- _MATERIAL SHOWN_:

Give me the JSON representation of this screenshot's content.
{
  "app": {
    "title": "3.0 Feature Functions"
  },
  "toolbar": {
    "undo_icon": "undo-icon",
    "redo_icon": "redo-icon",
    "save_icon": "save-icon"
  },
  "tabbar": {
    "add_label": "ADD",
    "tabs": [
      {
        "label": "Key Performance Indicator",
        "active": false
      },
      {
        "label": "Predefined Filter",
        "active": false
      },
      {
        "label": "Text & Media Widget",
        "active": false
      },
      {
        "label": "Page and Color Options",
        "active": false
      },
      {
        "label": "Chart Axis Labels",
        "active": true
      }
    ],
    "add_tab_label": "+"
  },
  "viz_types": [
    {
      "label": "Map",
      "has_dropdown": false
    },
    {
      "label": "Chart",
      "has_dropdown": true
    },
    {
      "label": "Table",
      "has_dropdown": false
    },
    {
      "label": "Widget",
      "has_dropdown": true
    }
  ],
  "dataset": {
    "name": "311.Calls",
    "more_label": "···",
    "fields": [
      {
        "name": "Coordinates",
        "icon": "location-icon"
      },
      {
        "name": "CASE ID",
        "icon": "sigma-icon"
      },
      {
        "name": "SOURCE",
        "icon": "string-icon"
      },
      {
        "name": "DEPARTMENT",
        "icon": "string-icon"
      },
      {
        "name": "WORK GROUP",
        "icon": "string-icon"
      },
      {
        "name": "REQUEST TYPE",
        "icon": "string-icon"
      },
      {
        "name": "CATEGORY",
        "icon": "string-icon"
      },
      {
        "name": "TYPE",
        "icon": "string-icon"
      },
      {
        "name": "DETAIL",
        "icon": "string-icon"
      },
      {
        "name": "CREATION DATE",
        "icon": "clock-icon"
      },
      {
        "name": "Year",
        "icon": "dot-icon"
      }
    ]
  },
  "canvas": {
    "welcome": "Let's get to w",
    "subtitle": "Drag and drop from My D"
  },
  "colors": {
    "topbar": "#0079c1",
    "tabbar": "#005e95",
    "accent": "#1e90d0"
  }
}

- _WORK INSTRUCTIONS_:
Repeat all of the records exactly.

- _TASK RESULT_:
Give me the JSON representation of this screenshot's content.
{
  "app": {
    "title": "3.0 Feature Functions"
  },
  "toolbar": {
    "undo_icon": "undo-icon",
    "redo_icon": "redo-icon",
    "save_icon": "save-icon"
  },
  "tabbar": {
    "add_label": "ADD",
    "tabs": [
      {
        "label": "Key Performance Indicator",
        "active": false
      },
      {
        "label": "Predefined Filter",
        "active": false
      },
      {
        "label": "Text & Media Widget",
        "active": false
      },
      {
        "label": "Page and Color Options",
        "active": false
      },
      {
        "label": "Chart Axis Labels",
        "active": true
      }
    ],
    "add_tab_label": "+"
  },
  "viz_types": [
    {
      "label": "Map",
      "has_dropdown": false
    },
    {
      "label": "Chart",
      "has_dropdown": true
    },
    {
      "label": "Table",
      "has_dropdown": false
    },
    {
      "label": "Widget",
      "has_dropdown": true
    }
  ],
  "dataset": {
    "name": "311.Calls",
    "more_label": "···",
    "fields": [
      {
        "name": "Coordinates",
        "icon": "location-icon"
      },
      {
        "name": "CASE ID",
        "icon": "sigma-icon"
      },
      {
        "name": "SOURCE",
        "icon": "string-icon"
      },
      {
        "name": "DEPARTMENT",
        "icon": "string-icon"
      },
      {
        "name": "WORK GROUP",
        "icon": "string-icon"
      },
      {
        "name": "REQUEST TYPE",
        "icon": "string-icon"
      },
      {
        "name": "CATEGORY",
        "icon": "string-icon"
      },
      {
        "name": "TYPE",
        "icon": "string-icon"
      },
      {
        "name": "DETAIL",
        "icon": "string-icon"
      },
      {
        "name": "CREATION DATE",
        "icon": "clock-icon"
      },
      {
        "name": "Year",
        "icon": "dot-icon"
      }
    ]
  },
  "canvas": {
    "welcome": "Let's get to w",
    "subtitle": "Drag and drop from My D"
  },
  "colors": {
    "topbar": "#0079c1",
    "tabbar": "#005e95",
    "accent": "#1e90d0"
  }
}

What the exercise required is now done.